Spectacular progress in developing advanced Si circuits with reduced size, along the track of Moore's law, has been relying on necessary developments in wet cleaning of nanopatterned Si wafers to provide contaminant free surfaces. The most efficient cleaning is achieved when complete wetting can be realized. In this work, ordered arrays of silicon nanopillars on a hitherto unexplored small scale have been used to study the wetting behavior on nanomodulated surfaces in a substantial range of surface treatments and geometrical parameters. With the use of optical reflectance measurements, the nanoscale water imbibition depths have been measured and the transition to the superhydrophobic Cassie-Baxter state has been accurately determined. For pillars of high aspect ratio (about 15), the transition occurs even when the surface is grafted with a hydrophilic functional group. We have found a striking consistent deviation between the contact angle measurements and the straightforward application of the classical wetting models. Molecular dynamics simulations show that these deviations can be attributed to the long overlooked atomic-scale surface perturbations that are introduced during the nanofabrication process. When the transition condition is approached, transient states of partial imbibition that characterize intermediate states between the Wenzel and Cassie-Baxter states are revealed in our experiments.

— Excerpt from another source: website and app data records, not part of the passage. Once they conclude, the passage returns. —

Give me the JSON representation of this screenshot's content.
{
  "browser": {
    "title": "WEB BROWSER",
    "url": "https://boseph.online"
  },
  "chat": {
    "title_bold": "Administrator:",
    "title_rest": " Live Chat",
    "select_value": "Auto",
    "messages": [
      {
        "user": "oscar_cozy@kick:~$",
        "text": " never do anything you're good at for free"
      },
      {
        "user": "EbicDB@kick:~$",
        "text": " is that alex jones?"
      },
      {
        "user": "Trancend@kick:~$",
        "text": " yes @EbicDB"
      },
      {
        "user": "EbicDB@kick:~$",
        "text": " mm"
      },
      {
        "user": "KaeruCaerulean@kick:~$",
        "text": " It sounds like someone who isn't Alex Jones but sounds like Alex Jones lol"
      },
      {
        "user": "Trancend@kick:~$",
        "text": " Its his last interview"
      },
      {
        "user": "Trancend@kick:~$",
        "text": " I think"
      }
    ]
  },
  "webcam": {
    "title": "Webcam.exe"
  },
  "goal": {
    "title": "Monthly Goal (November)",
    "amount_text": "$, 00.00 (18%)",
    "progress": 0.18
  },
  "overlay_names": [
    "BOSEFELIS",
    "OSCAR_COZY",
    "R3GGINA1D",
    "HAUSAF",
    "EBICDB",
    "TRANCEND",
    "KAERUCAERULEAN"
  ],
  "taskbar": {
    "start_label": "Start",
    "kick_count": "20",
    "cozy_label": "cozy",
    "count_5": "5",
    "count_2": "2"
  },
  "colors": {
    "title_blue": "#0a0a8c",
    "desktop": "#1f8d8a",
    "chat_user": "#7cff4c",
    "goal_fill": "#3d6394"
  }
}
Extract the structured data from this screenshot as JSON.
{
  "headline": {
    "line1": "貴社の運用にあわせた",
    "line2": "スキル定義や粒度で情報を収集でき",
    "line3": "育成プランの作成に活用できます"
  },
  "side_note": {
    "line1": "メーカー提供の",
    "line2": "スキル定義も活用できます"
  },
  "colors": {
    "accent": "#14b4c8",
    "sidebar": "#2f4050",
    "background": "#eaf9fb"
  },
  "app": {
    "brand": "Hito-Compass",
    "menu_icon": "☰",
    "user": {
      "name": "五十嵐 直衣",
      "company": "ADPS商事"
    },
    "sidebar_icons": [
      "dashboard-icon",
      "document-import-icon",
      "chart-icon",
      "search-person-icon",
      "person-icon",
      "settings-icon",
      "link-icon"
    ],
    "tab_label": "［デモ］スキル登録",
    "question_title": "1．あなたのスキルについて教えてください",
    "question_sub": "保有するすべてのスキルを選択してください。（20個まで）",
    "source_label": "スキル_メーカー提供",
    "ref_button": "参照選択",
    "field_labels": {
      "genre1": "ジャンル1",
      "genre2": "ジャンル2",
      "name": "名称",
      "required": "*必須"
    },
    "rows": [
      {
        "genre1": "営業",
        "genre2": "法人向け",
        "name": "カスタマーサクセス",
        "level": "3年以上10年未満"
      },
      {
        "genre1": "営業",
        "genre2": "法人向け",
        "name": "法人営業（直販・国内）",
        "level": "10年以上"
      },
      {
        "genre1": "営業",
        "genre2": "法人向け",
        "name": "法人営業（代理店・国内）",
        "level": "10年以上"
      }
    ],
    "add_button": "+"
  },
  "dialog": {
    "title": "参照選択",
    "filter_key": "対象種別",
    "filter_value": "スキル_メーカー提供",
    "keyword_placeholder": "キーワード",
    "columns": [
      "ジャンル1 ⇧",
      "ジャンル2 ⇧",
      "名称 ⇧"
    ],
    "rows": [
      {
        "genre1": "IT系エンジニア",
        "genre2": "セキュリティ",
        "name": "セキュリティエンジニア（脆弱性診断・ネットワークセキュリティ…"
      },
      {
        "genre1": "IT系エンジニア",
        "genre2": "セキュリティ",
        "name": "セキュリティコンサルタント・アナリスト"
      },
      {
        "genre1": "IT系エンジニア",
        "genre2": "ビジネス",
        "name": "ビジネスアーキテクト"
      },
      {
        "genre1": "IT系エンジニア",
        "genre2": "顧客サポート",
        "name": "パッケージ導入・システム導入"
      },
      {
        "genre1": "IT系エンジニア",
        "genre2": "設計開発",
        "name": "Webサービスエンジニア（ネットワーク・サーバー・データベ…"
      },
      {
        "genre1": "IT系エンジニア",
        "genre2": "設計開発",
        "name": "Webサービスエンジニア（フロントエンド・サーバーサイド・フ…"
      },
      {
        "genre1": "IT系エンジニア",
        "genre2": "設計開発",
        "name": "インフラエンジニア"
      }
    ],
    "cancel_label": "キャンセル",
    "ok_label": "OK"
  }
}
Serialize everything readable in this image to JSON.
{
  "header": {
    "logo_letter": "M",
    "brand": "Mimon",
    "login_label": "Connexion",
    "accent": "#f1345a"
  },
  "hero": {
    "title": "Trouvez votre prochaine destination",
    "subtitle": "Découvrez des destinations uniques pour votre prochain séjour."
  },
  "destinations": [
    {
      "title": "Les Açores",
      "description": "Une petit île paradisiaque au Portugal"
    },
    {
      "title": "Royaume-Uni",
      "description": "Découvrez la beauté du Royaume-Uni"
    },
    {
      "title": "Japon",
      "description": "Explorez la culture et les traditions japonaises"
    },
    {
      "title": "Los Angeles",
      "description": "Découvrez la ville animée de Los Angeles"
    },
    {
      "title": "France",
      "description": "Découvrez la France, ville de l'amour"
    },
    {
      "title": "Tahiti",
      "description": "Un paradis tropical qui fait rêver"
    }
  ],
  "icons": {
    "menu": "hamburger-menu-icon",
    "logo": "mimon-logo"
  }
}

- molecular dynamics simulations
- nanoscale wetting
- optical reflectance spectroscopy
- transient states